Some newcomers benefited from a network of kinfolk and paesani, and could board with earlier immigrants from their family or village. Some employers, like small construction companies, placed employees in company-owned shared accommodation. Other men lodged with other male newcomers in boarding houses run by Italian families or enterprising newcomers. In any of these shared accommodations, quarters might be tight, with several men to a room. The idea of large groups of foreigners living together also drew the attention of well-meaning outsiders who suggested that the Italians were being exploited as much in housing arrangements as in their work conditions. It occurred to few experts that, as Robert F. Harney in an essay in the anthology, The Canadian City (Carleton University Press, 1984), Italian "sojourners might prefer such a boarding system was lost in a haze of moral outrage."
Almost always, boarders were from the same region of Italy as their hosts—Calabrese boarded with Calabrese, Abruzzese with Abruzzese—so these housing arrangements also provided the comfort of cultural camaraderie. "It was better being with your own," one interviewee recalled to Iacovetta. "You had somebody to talk with at night. We talked about Italy, and about the jobs—what else?" The boarding house cuisine also reflected familiarity of home and the common ethnicity of the residents. (As a cost-saving measure, pasta-heavy diets were only occasionally supplemented with meat.)
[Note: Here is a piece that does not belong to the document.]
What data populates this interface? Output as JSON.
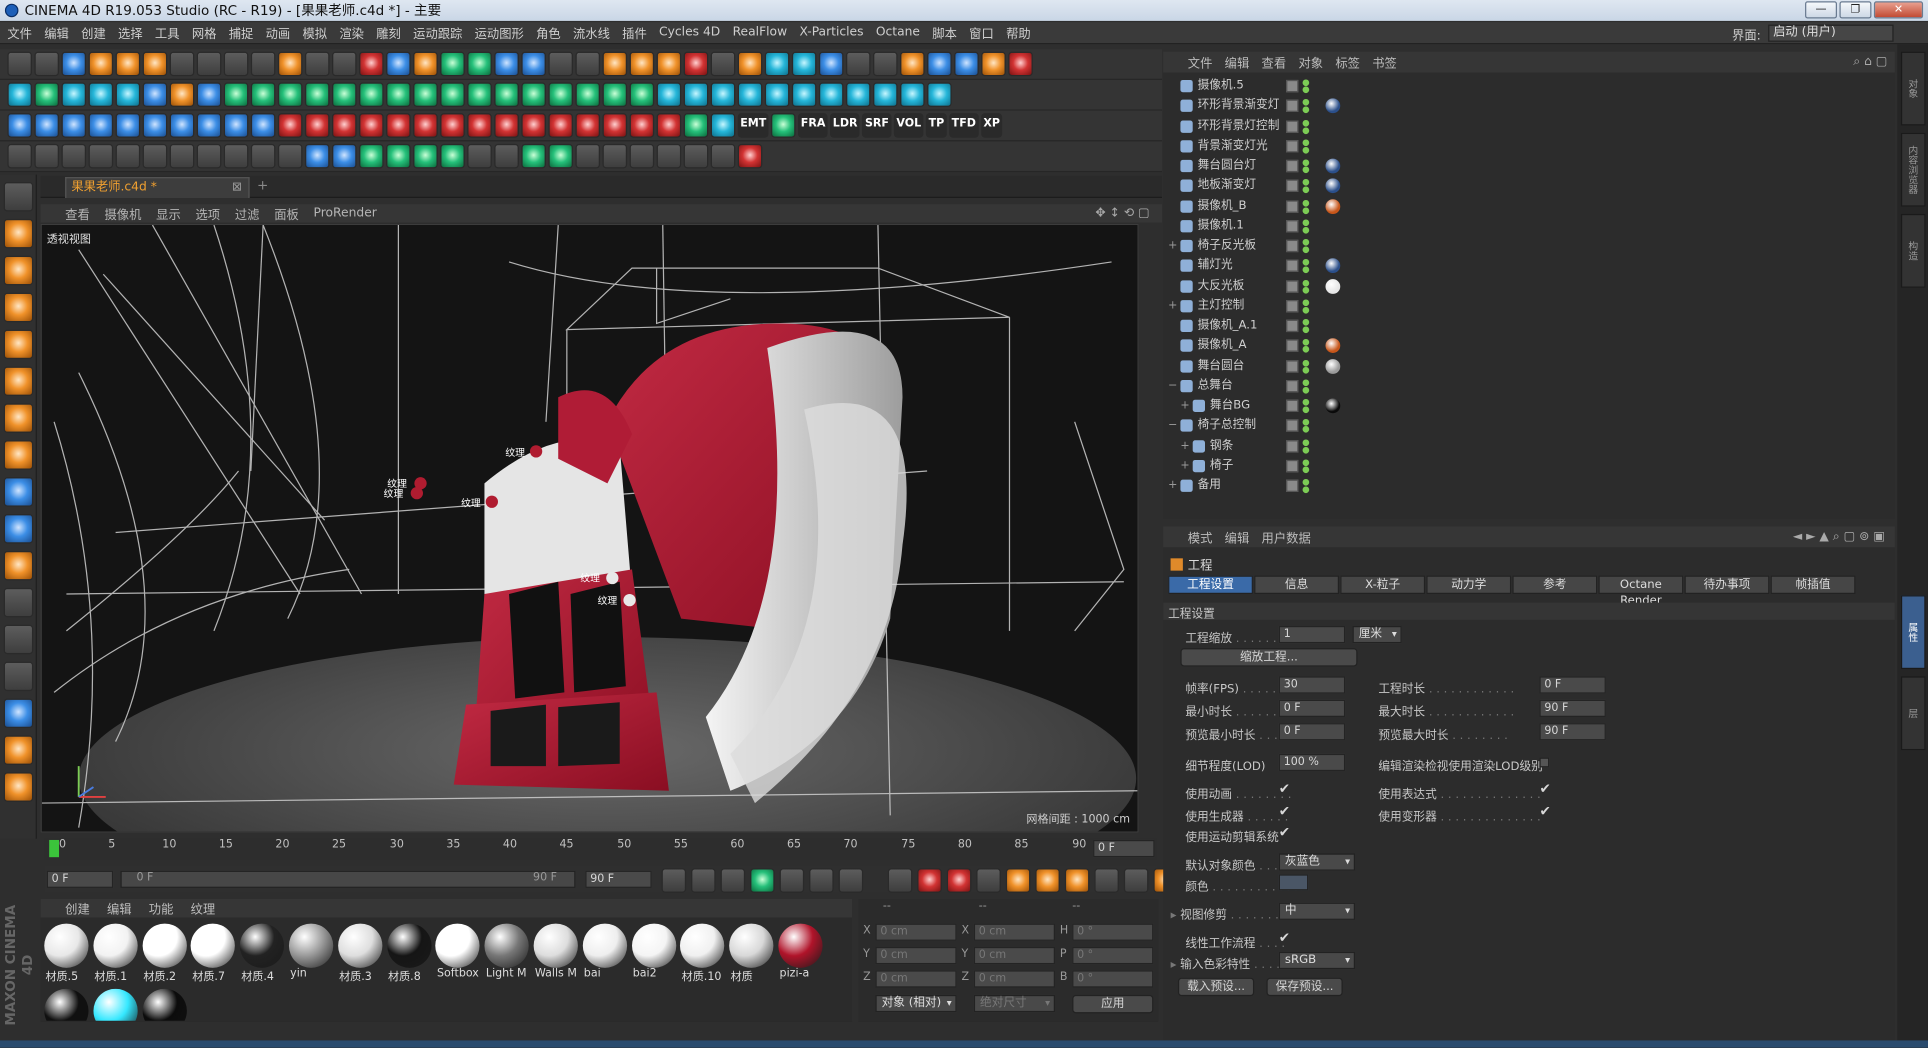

"Familial priorities loomed large in the lives of Italian men," Iacovetta writes. And the frugal housing situation allowed the male workers—who took pride in being their family's bread-winner—to stretch their meagre wages. Maximizing savings, they could send money to their families in Italy or save for a down payment on a house. "It's common for sixteen people to live in one well-kept eight-room house," Robert Thomas Allen noted in Maclean's (March 21, 1964). "When the newcomer does land a job, he makes every nickel count. Italians are so frugal that they kid themselves about it."